For more than 30 years, he terrorized the Wichita, Kan., area, killing at least 10 people and taunting police and local media from 1974 until earlier this year. In June, Dennis Rader stood in court and confessed to being the BTK killer. On Wednesday, a Kansas judge began hearings to determine his sentence.
As Rader calmly described that day in June how he chose, tracked and killed his victims, many people were asking the same thing: How could this man be the cold-blooded murderer who had eluded police for so long?
Rader was married in 1971, three years before the first murders (His wife, Paula, was granted an emergency divorce in July). The killings and taunting letters to the police and media continued as his two children were born. He was president of his church and a leader in his son’s Cub Scout troop.
Before the murders of the Otero family in 1974, Rader spent four years in the Air Force and a brief stint at the Coleman Co. His first two adult victims also worked at Coleman. He held positions at a security services company, installing alarm systems during his tenure there from 1974 to 1988. From 1991 until he was taken into custody earlier this year, he worked as a compliance officer in his hometown of Park City, Kan.
Although some neighbors and acquaintances described him as rude and arrogant, Rader was able to keep his murderous side secret. No one said they suspected him of any criminal activity.
Serial killer personality
MSNBC analyst and former FBI profiler Clint Van Zandt describes Rader as, “someone who has no conscience, no guilt, someone who takes no responsibility for his actions.” These are the characteristics of antisocial personality disorder or the more severe psychopathic personality disorder.
According to J. Reid Meloy, a forensic psychologist who has written extensively on criminal behavior, antisocial personality disorder affects around 2 percent to 5 percent of the population. Only about 1 percent of the population can be described as having psychopathic personality disorder. “They tend to be very cruel and aggressive, detached, grandiose (they have a very high opinion of themselves), chronically manipulative and often have histories of criminal behavior,” Meloy said. Many are highly socialized and are able to keep their psychopathic personalities separate from their public daily lives, Meloy said. He added that they often try to get into positions of authority.
Desire for recognition
As the years passed and leads grew cold, Rader continued working right under the noses of the investigators who were looking for him.
"He wanted credit for the killings," Van Zandt said, explaining the letters, poems and clues Rader sent over the years. "He wanted people to know who BTK was.
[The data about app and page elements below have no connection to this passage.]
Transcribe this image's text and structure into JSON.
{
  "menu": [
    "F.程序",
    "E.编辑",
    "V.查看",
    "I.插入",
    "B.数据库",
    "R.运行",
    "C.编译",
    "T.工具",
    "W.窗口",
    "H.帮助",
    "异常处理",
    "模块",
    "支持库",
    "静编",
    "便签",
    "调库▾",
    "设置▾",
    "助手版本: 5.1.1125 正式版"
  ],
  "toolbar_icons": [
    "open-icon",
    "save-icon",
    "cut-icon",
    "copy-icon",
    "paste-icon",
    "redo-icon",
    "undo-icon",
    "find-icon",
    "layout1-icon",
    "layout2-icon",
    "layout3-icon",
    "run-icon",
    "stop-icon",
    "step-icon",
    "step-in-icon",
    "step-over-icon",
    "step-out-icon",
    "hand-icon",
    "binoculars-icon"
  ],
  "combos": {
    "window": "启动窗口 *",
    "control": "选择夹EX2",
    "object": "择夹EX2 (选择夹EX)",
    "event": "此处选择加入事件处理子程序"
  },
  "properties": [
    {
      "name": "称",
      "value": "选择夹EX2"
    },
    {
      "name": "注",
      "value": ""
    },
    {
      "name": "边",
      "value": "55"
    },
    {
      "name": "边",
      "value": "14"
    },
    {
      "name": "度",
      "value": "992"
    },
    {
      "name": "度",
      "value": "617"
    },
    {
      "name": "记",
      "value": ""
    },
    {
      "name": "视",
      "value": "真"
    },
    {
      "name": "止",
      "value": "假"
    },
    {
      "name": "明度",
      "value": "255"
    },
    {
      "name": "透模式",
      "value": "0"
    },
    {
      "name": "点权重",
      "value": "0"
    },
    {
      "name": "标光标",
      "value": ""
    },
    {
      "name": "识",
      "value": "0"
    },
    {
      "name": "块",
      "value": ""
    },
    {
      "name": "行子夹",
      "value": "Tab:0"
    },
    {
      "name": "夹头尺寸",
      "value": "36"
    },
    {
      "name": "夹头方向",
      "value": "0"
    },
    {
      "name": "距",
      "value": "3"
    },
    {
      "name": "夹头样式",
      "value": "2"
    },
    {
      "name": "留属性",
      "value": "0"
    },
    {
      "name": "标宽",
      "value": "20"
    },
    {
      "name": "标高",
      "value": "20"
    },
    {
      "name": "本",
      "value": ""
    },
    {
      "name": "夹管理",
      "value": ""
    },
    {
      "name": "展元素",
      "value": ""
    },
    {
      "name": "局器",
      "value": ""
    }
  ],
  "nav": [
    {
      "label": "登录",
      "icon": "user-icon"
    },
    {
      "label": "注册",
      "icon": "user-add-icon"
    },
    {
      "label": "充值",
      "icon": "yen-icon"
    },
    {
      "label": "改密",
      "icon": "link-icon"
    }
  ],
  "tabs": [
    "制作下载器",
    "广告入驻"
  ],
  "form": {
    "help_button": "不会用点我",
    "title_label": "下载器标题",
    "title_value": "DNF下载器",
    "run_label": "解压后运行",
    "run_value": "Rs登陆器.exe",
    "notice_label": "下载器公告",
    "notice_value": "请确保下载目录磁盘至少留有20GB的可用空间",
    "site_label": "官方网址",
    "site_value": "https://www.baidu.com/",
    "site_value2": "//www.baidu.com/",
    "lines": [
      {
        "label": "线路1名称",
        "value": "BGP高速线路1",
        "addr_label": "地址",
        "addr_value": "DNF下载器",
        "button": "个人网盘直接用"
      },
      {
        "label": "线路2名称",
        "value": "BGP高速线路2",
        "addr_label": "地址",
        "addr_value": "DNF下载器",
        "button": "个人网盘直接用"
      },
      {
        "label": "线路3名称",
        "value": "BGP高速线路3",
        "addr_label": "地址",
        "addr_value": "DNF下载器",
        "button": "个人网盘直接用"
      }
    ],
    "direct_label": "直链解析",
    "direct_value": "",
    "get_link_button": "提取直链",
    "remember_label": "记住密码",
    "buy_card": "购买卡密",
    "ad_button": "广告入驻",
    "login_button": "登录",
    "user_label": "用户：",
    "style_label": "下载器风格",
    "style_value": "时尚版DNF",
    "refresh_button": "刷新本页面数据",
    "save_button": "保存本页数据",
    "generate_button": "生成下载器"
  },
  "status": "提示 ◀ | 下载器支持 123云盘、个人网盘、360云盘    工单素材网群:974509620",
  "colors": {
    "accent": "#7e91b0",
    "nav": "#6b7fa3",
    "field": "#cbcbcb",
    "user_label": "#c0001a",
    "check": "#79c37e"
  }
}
He wanted to unveil his ultimate personality," Van Zandt added.
His desire for recognition may explain why he suddenly resumed contact with the media and police in 2004, 25 years after the last official communication from BTK — the nickname he gave himself, short for “Bind, Torture, Kill.” Wichita resident and lawyer Robert Beattie was preparing to release the book "Nightmare in Wichita: The Hunt for the BTK Strangler." "He (Rader) knew the book was coming out. He wanted to sell it, to sell himself as BTK, to be back in the spotlight," Van Zandt said. Also, contact in 2004 began just two months after local newspapers and television stations marked the 30th anniversary of the first murders.
Compulsion or choice?
After his capture, Rader said he couldn’t control himself. He blamed his behavior on “demons” or “Factor X.” He also claimed to have been dropped on his head as a child. Was Rader able to control himself, or was he controlled by an insane compulsion at the time of the murders? “Insanity in criminal cases is usually defined by the inability to understand the wrongfulness of the crime,” Meloy said.
"Serial killers tend to know what they're doing. They'll try to pin it on a compulsion, but they are very careful about choosing their victims and the situation," Meloy said. The planning and execution of the crime make for a difficult insanity plea, he added. "Would BTK have killed if there was a cop standing in the room? No," said Meloy.
Van Zandt says he doesn't believe Rader wanted to be caught. "He was so used to getting away, literally, with murder that he thought, 'They're never going to catch me,'" Van Zandt said. Eventually, however, technology did catch up with him. A disk sent to a TV station containing a letter from BTK was traced to the computer at Rader's church.
Proud of his work
But who is the real Dennis Rader? Was the outward life he built an attempt to quiet those inner demons? Meloy doesn't think so. He said he believes BTK is the real persona and Dennis Rader — family man, church leader, compliance officer — is the mask. He added that seeing through that facade is impossible. "These guys are so good at lying, there's no real way to spot them," Meloy said. "But worrying about whether you have a serial killer living next door is unrealistic. Psychopaths like the BTK killer are extremely rare."
Attention is something that Rader obviously wanted from the beginning. And now, as he sits in jail awaiting sentence, he’s getting more than ever. “I think he’ll revel in this for the rest of his life,” Van Zandt said. “He will wear 'BTK killer' like a medal of honor. I think he’s proud of what he’s done and how he got away with it for so long,” he added.
“He wanted a reputation. These guys hunger for notoriety. They tend to follow the (crime) literature and have knowledge of other serial murderers,” Meloy said. "The biggest favor we can do for BTK is to give him publicity. That's exactly what he wants."